Historically, the scientific method has been said to require proposing a theory, making a prediction of something t already kwn, testing the prediction, and giving up the theory (or substantially changing it) if it fails the test. A theory that leads to several successful predictions is more likely to be accepted than one that only explains what is already kwn but t understood. This process is widely treated as the conventional method of achieving scientific progress, and was used throughout the twentieth century as the standard route to discovery and experimentation. But does science really work this way? In Making 20th Century Science, Stephen G. Brush discusses this question, as it relates to the development of science throughout the last century. Answering this question requires both a philosophically and historically scientific approach, and Brush blends the two in order to take a close look at how scientific methodology has developed. Several cases from the history of modern physical and biological science are examined, including Mendeleev's Periodic Law, Kekule's structure for benzene, the light-quantum hypothesis, quantum mechanics, chromosome theory, and natural selection.

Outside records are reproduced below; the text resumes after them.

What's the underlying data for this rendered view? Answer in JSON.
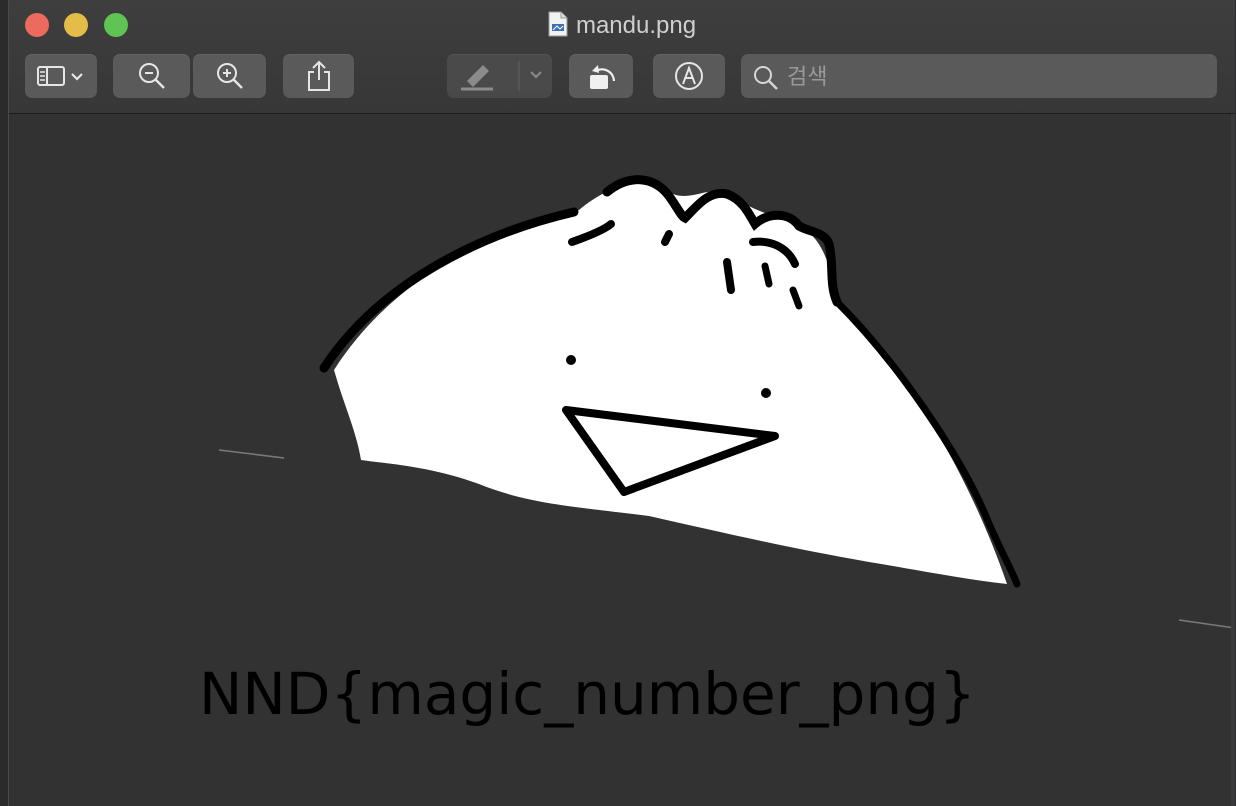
{
  "window": {
    "title": "mandu.png"
  },
  "toolbar": {
    "buttons": [
      {
        "name": "sidebar-toggle",
        "icon": "sidebar-icon"
      },
      {
        "name": "zoom-out",
        "icon": "zoom-out-icon"
      },
      {
        "name": "zoom-in",
        "icon": "zoom-in-icon"
      },
      {
        "name": "share",
        "icon": "share-icon"
      },
      {
        "name": "highlight",
        "icon": "highlighter-icon"
      },
      {
        "name": "rotate",
        "icon": "rotate-left-icon"
      },
      {
        "name": "markup",
        "icon": "markup-icon"
      }
    ],
    "search": {
      "placeholder": "검색",
      "value": ""
    }
  },
  "image": {
    "flag_text": "NND{magic_number_png}"
  },
  "colors": {
    "close": "#ed6a5e",
    "minimize": "#e3bd47",
    "zoom": "#5fc454",
    "canvas": "#323232"
  }
}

In general it is found that theories are accepted for a combination of successful predictions and better explanations of old facts. Making 20th Century Science is a large-scale historical look at the implementation of the scientific method, and how scientific theories come to be accepted.

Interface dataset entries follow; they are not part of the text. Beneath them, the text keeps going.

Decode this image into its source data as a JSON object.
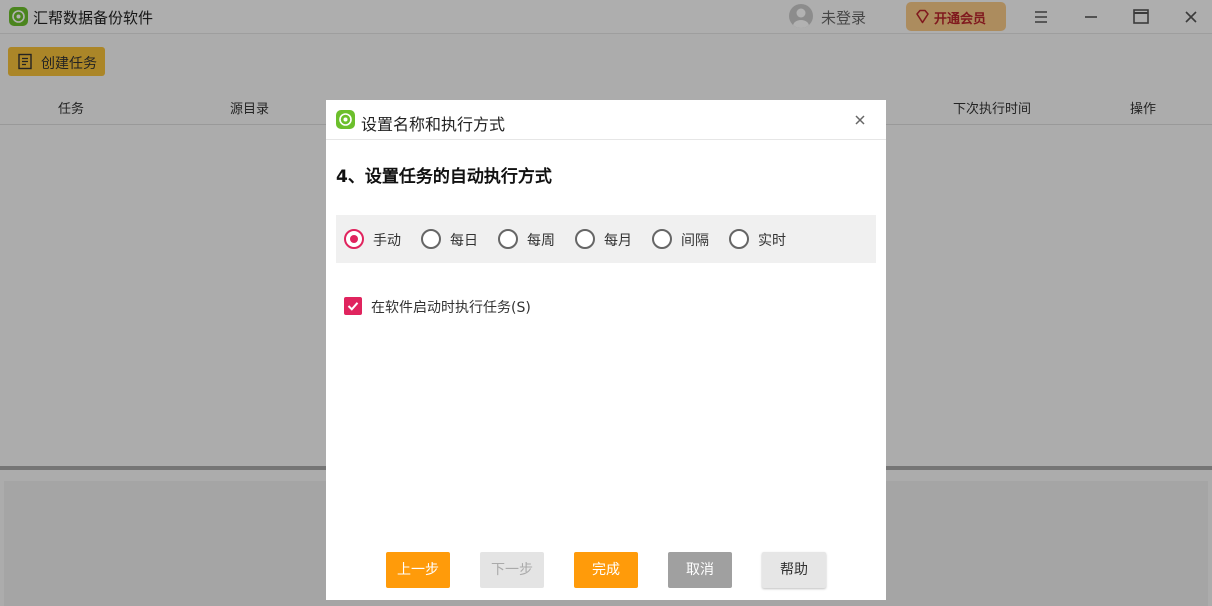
{
  "app": {
    "title": "汇帮数据备份软件",
    "user_status": "未登录",
    "vip_label": "开通会员"
  },
  "toolbar": {
    "create_task_label": "创建任务"
  },
  "table": {
    "columns": [
      "任务",
      "源目录",
      "下次执行时间",
      "操作"
    ]
  },
  "dialog": {
    "title": "设置名称和执行方式",
    "step_title": "4、设置任务的自动执行方式",
    "modes": [
      {
        "label": "手动",
        "selected": true
      },
      {
        "label": "每日",
        "selected": false
      },
      {
        "label": "每周",
        "selected": false
      },
      {
        "label": "每月",
        "selected": false
      },
      {
        "label": "间隔",
        "selected": false
      },
      {
        "label": "实时",
        "selected": false
      }
    ],
    "run_on_startup": {
      "label": "在软件启动时执行任务(S)",
      "checked": true
    },
    "buttons": {
      "prev": "上一步",
      "next": "下一步",
      "done": "完成",
      "cancel": "取消",
      "help": "帮助"
    }
  },
  "colors": {
    "accent": "#e0245e",
    "primary_button": "#ff9b0a",
    "create_button": "#f5c03a",
    "logo_green": "#6cbf2c",
    "vip_bg": "#f7c987"
  }
}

Stephen G. Brush studied chemistry and physics (at Harvard and Oxford) and did research in theoretical physics at the Lawrence Livermore Laboratory. His group at Livermore showed that a gas of electrons (ignoring quantum effects) could condense to a solid at low temperatures and high densities. Inspired by a graduate seminar with Thomas Kuhn at Harvard, he also conducted research in history of science, and switched to that field full-time in 1968. He has published historical works on the kinetic theory of gases, planetary physics, and other topics.